EXERCISE :: Using the data below, work out how many lines contain "plus", and report only that number.

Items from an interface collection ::
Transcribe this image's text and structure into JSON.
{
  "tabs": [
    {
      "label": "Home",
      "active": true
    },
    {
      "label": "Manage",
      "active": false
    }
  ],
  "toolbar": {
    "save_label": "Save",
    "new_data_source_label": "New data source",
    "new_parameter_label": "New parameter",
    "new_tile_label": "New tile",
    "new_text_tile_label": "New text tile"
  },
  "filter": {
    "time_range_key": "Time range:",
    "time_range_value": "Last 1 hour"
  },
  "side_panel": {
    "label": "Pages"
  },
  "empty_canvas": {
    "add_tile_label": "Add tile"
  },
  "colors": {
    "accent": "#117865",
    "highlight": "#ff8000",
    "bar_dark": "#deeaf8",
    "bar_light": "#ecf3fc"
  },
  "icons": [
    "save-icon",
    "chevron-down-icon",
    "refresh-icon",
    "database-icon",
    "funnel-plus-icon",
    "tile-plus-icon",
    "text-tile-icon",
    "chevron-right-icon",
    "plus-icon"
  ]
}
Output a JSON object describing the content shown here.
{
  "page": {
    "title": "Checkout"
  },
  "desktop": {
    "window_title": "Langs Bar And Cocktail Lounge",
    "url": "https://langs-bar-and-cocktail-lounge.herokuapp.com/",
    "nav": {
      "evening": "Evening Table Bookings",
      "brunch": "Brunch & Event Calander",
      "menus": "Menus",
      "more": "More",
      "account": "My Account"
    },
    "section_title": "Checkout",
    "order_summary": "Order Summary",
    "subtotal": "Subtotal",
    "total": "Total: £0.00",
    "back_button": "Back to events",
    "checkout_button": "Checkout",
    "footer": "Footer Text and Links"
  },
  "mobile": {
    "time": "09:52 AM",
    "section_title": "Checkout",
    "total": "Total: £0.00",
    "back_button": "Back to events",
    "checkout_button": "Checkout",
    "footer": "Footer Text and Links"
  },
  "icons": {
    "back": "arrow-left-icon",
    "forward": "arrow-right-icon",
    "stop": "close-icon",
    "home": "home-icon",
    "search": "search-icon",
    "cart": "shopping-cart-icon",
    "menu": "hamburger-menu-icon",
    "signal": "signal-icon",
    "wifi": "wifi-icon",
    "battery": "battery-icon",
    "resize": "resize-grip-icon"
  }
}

EXERCISE RESPONSE :: 3